UCEI scholarships for Afghan students, “The Jewish duty of helping others”

For weeks, in the summer of 2021, we talked about little else. Then, attention started fading while Afghanistan disappeared from the front pages and stopped making headlines. Yet the humanitarian crisis has not stopped for a moment and rather intensified. While Western public attention dropped and the Taliban repression increased, the challenge remains that of solidarity. As if we were still in that dramatic August in which, in the space of a few hours, the conquests of twenty years collapsed.
This is the path followed by the Union of the Italian Jewish Communities through the provision of two scholarships to as many Afghan students who, having fled their country of origin, will have the opportunity to rebuild their future in Italy. It is a project carried out in synergy with the Community of Sant’Egidio (both students arrived through humanitarian corridors) and with the international Jewish NGO HIAS which supports it financially.
A. is one of these students. A former ministerial official, he fled with his wife. With them also his sister and her eight-year-old son. “Unfortunately – he said – she became a widow: her husband, disliked by the Taliban, was brutally tortured and killed”. A. and his loved ones should have already emigrated last year. They were on one of the lists through which, in the days of the mass evacuation, thousands of Afghans managed to leave. But, while they were waiting to board, an attack sowed panic. In the turmoil that followed, their rights were not recognized and they had no choice but to go back.
Months of anguish followed until a window opened for emigration to Iran. From there, in the summer, they arrived in Italy. “I feel a deep gratitude for those who are helping us”, stresses A. However, the trauma of that August still lingers: “Twenty years of progress collapsed in an instant, and all the efforts made for democracy, peace, and rights have been thwarted”.
A., who is of Hazara ethnicity, has obtained political asylum. And in a few hours, he will start attending a university course in Northern Italy. “It is an extraordinary opportunity. I will do my best so that it will be fruitful. Going back to studying is a wonderful thing. As it is – he adds – recognizing the support and friendship of those who have lent us a hand”. The concern remains strong though: “Part of my family is still in Afghanistan, among others a younger brother. The updates I receive are terrifying: the Taliban hate the Hazari; they persecute them even inside their homes. I hope one day to be able to have them back by my side, here in Italy, and to savor the gift of freedom together “.
“Afghanistan is a tragedy on which silence must not fall” urges Milo Hasbani, UCEI vice president. In choosing to invest in education, there is “the precise will to leave a mark, a commitment to the future”. This is not the first project that has seen UCEI taking action to heal the wounds of those who, leaving Kabul, have been forced to start from scratch. At the same time, the effort undertaken in solidarity with Ukraine continues: “The commitment to give aid goes on and there is always an open channel with those who, in the meantime, have chosen to return. We must be there, working together with organizations with which we share the urgency of constant mobilization, such in the case, for example, of this project”.

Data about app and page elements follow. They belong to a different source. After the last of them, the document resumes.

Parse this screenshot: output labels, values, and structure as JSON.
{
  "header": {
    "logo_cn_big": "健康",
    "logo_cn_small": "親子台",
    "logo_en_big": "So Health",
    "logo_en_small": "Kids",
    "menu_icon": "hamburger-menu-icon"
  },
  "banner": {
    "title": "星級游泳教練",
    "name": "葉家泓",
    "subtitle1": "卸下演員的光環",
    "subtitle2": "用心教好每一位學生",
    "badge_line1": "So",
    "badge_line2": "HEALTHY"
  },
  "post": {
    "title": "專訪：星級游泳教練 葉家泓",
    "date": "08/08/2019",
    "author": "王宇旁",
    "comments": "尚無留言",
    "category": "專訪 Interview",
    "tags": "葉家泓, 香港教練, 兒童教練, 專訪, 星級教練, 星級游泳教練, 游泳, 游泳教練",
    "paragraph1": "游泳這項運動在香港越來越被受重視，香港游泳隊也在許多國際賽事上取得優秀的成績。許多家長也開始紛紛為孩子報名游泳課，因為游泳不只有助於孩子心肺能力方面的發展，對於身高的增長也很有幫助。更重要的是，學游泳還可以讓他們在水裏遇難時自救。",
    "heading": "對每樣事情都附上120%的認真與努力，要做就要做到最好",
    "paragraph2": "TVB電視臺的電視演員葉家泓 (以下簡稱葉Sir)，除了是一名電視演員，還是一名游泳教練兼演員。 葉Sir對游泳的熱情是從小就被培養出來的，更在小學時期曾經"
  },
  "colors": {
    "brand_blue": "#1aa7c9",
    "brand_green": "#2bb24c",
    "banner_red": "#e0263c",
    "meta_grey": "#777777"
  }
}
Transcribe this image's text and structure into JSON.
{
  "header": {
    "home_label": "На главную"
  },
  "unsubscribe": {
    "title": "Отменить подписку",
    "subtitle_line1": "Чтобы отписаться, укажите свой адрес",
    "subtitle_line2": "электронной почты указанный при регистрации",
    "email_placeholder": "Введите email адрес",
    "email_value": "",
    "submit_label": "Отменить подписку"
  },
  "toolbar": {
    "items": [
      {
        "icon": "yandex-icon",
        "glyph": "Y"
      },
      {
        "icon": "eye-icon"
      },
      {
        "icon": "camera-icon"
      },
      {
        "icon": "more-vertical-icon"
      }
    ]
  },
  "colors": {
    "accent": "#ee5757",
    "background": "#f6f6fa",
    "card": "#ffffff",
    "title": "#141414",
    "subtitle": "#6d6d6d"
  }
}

“We are grateful to UCEI for participating in this tenacious commitment so as not to let indifference prevail. Just a few months have passed, but unfortunately many have forgotten about Afghanistan “, remarks Stefano Pasta of the Community of Sant’Egidio. This is a project, he continues, framed “in the context of humanitarian corridors, an initiative initially characterized as interconfessional that later became inter-religious”.
The model of humanitarian corridors, Pasta points out, “provides accommodation in families, with relatives, communities, and individuals who provide housing, through a model more integrated into the urban fabric than others”. It is an element that makes a positive difference “for someone studying at the university”. The hope is that also “the wife will be able to do so”. Ilan Cohn is the director of HIAS for Europe: “Since the establishment of an office in Brussels, we have started working with many Jewish organizations. Including, of course, UCEI. We are and we want to be more and more a point of reference in the field of humanitarian activities”. HIAS has a long and glorious history. The idea has always been that unity is strength, that together we can achieve more significant results than by acting alone. This is especially true, he points out, “in times of crisis like this”, with HIAS at work in many contexts. Starting from Ukraine, but without forgetting other fronts “less talked about”, from Africa to South America. “HIAS started helping because those who needed help were Jews. Now – the organization pointed out in a recent message – it continues to help because this is what as Jews we do: we help”.